→ **Records provided**

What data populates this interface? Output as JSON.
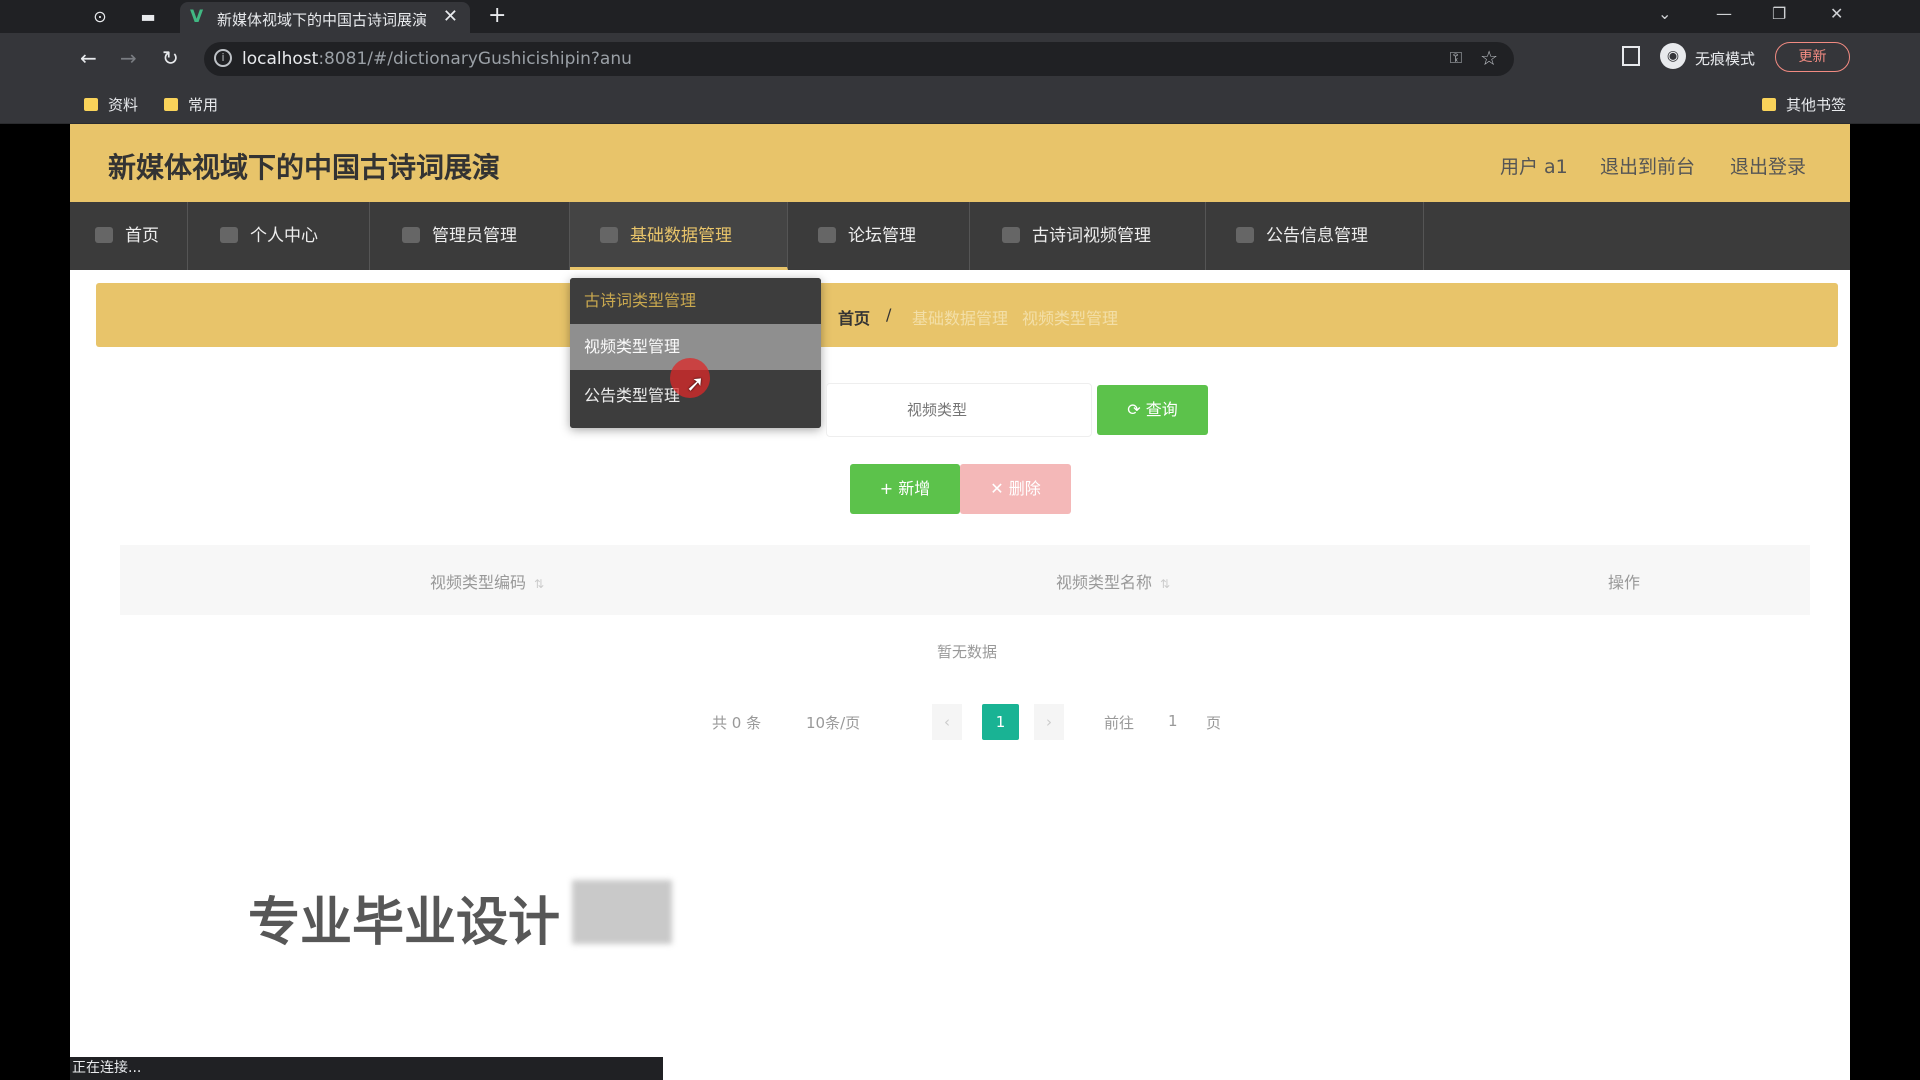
{
  "browser": {
    "tab_title": "新媒体视域下的中国古诗词展演",
    "tab_close": "✕",
    "new_tab": "+",
    "url_host": "localhost",
    "url_rest": ":8081/#/dictionaryGushicishipin?anu",
    "incognito_label": "无痕模式",
    "update_label": "更新",
    "bookmarks": [
      "资料",
      "常用"
    ],
    "other_bookmarks": "其他书签"
  },
  "app": {
    "title": "新媒体视域下的中国古诗词展演",
    "header_links": [
      "用户 a1",
      "退出到前台",
      "退出登录"
    ]
  },
  "menu": {
    "items": [
      {
        "label": "首页",
        "icon": "home-icon"
      },
      {
        "label": "个人中心",
        "icon": "user-icon"
      },
      {
        "label": "管理员管理",
        "icon": "flag-icon"
      },
      {
        "label": "基础数据管理",
        "icon": "database-icon"
      },
      {
        "label": "论坛管理",
        "icon": "forum-icon"
      },
      {
        "label": "古诗词视频管理",
        "icon": "video-icon"
      },
      {
        "label": "公告信息管理",
        "icon": "notice-icon"
      }
    ]
  },
  "dropdown": {
    "items": [
      "古诗词类型管理",
      "视频类型管理",
      "公告类型管理"
    ]
  },
  "breadcrumb": {
    "home": "首页",
    "separator": "/",
    "level1": "基础数据管理",
    "level2": "视频类型管理"
  },
  "search": {
    "placeholder": "视频类型",
    "query_button": "⟳ 查询"
  },
  "actions": {
    "add_button": "+ 新增",
    "delete_button": "✕ 删除"
  },
  "table": {
    "columns": [
      "视频类型编码",
      "视频类型名称",
      "操作"
    ],
    "empty_text": "暂无数据"
  },
  "pagination": {
    "total": "共 0 条",
    "page_size": "10条/页",
    "current_page": "1",
    "goto_label": "前往",
    "goto_value": "1",
    "page_suffix": "页"
  },
  "overlay": {
    "watermark": "专业毕业设计"
  },
  "status": {
    "text": "正在连接..."
  }
}
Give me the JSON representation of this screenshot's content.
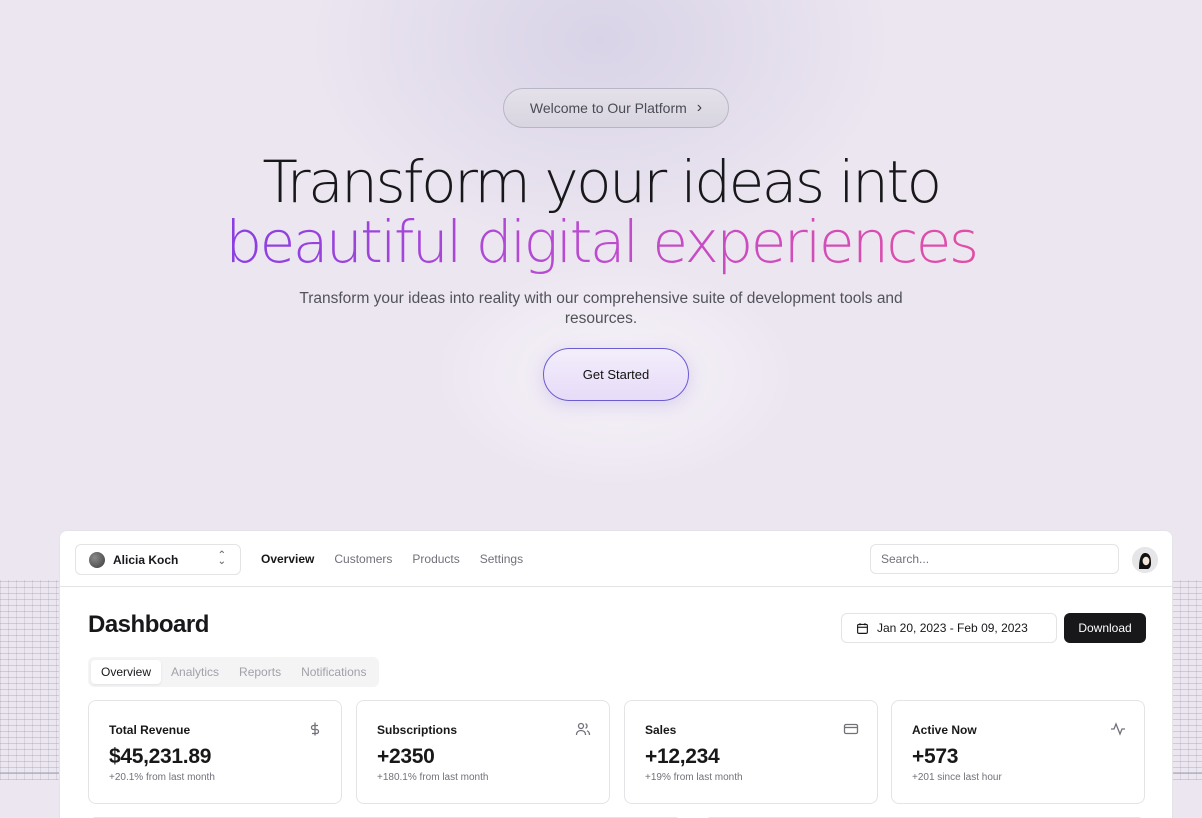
{
  "hero": {
    "badge_label": "Welcome to Our Platform",
    "headline_line1": "Transform your ideas into",
    "headline_line2": "beautiful digital experiences",
    "subtitle": "Transform your ideas into reality with our comprehensive suite of development tools and resources.",
    "cta_label": "Get Started",
    "gradient_colors": [
      "#8a3fe0",
      "#b94bd2",
      "#e24ea6"
    ]
  },
  "dashboard": {
    "team_switcher": {
      "name": "Alicia Koch"
    },
    "nav_links": [
      "Overview",
      "Customers",
      "Products",
      "Settings"
    ],
    "active_nav": "Overview",
    "search": {
      "placeholder": "Search..."
    },
    "title": "Dashboard",
    "date_range": "Jan 20, 2023 - Feb 09, 2023",
    "download_label": "Download",
    "tabs": [
      "Overview",
      "Analytics",
      "Reports",
      "Notifications"
    ],
    "active_tab": "Overview",
    "stats": [
      {
        "label": "Total Revenue",
        "value": "$45,231.89",
        "change": "+20.1% from last month",
        "icon": "dollar-icon"
      },
      {
        "label": "Subscriptions",
        "value": "+2350",
        "change": "+180.1% from last month",
        "icon": "users-icon"
      },
      {
        "label": "Sales",
        "value": "+12,234",
        "change": "+19% from last month",
        "icon": "credit-card-icon"
      },
      {
        "label": "Active Now",
        "value": "+573",
        "change": "+201 since last hour",
        "icon": "activity-icon"
      }
    ]
  }
}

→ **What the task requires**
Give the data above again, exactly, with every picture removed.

→ **Answer section**
What data populates this interface? Output as JSON.
{
  "browser": {
    "tab_title": "新媒体视域下的中国古诗词展演",
    "tab_close": "✕",
    "new_tab": "+",
    "url_host": "localhost",
    "url_rest": ":8081/#/dictionaryGushicishipin?anu",
    "incognito_label": "无痕模式",
    "update_label": "更新",
    "bookmarks": [
      "资料",
      "常用"
    ],
    "other_bookmarks": "其他书签"
  },
  "app": {
    "title": "新媒体视域下的中国古诗词展演",
    "header_links": [
      "用户 a1",
      "退出到前台",
      "退出登录"
    ]
  },
  "menu": {
    "items": [
      {
        "label": "首页",
        "icon": "home-icon"
      },
      {
        "label": "个人中心",
        "icon": "user-icon"
      },
      {
        "label": "管理员管理",
        "icon": "flag-icon"
      },
      {
        "label": "基础数据管理",
        "icon": "database-icon"
      },
      {
        "label": "论坛管理",
        "icon": "forum-icon"
      },
      {
        "label": "古诗词视频管理",
        "icon": "video-icon"
      },
      {
        "label": "公告信息管理",
        "icon": "notice-icon"
      }
    ]
  },
  "dropdown": {
    "items": [
      "古诗词类型管理",
      "视频类型管理",
      "公告类型管理"
    ]
  },
  "breadcrumb": {
    "home": "首页",
    "separator": "/",
    "level1": "基础数据管理",
    "level2": "视频类型管理"
  },
  "search": {
    "placeholder": "视频类型",
    "query_button": "⟳ 查询"
  },
  "actions": {
    "add_button": "+ 新增",
    "delete_button": "✕ 删除"
  },
  "table": {
    "columns": [
      "视频类型编码",
      "视频类型名称",
      "操作"
    ],
    "empty_text": "暂无数据"
  },
  "pagination": {
    "total": "共 0 条",
    "page_size": "10条/页",
    "current_page": "1",
    "goto_label": "前往",
    "goto_value": "1",
    "page_suffix": "页"
  },
  "overlay": {
    "watermark": "专业毕业设计"
  },
  "status": {
    "text": "正在连接..."
  }
}
Give me the JSON representation of this screenshot's content.
{
  "hero": {
    "badge_label": "Welcome to Our Platform",
    "headline_line1": "Transform your ideas into",
    "headline_line2": "beautiful digital experiences",
    "subtitle": "Transform your ideas into reality with our comprehensive suite of development tools and resources.",
    "cta_label": "Get Started",
    "gradient_colors": [
      "#8a3fe0",
      "#b94bd2",
      "#e24ea6"
    ]
  },
  "dashboard": {
    "team_switcher": {
      "name": "Alicia Koch"
    },
    "nav_links": [
      "Overview",
      "Customers",
      "Products",
      "Settings"
    ],
    "active_nav": "Overview",
    "search": {
      "placeholder": "Search..."
    },
    "title": "Dashboard",
    "date_range": "Jan 20, 2023 - Feb 09, 2023",
    "download_label": "Download",
    "tabs": [
      "Overview",
      "Analytics",
      "Reports",
      "Notifications"
    ],
    "active_tab": "Overview",
    "stats": [
      {
        "label": "Total Revenue",
        "value": "$45,231.89",
        "change": "+20.1% from last month",
        "icon": "dollar-icon"
      },
      {
        "label": "Subscriptions",
        "value": "+2350",
        "change": "+180.1% from last month",
        "icon": "users-icon"
      },
      {
        "label": "Sales",
        "value": "+12,234",
        "change": "+19% from last month",
        "icon": "credit-card-icon"
      },
      {
        "label": "Active Now",
        "value": "+573",
        "change": "+201 since last hour",
        "icon": "activity-icon"
      }
    ]
  }
}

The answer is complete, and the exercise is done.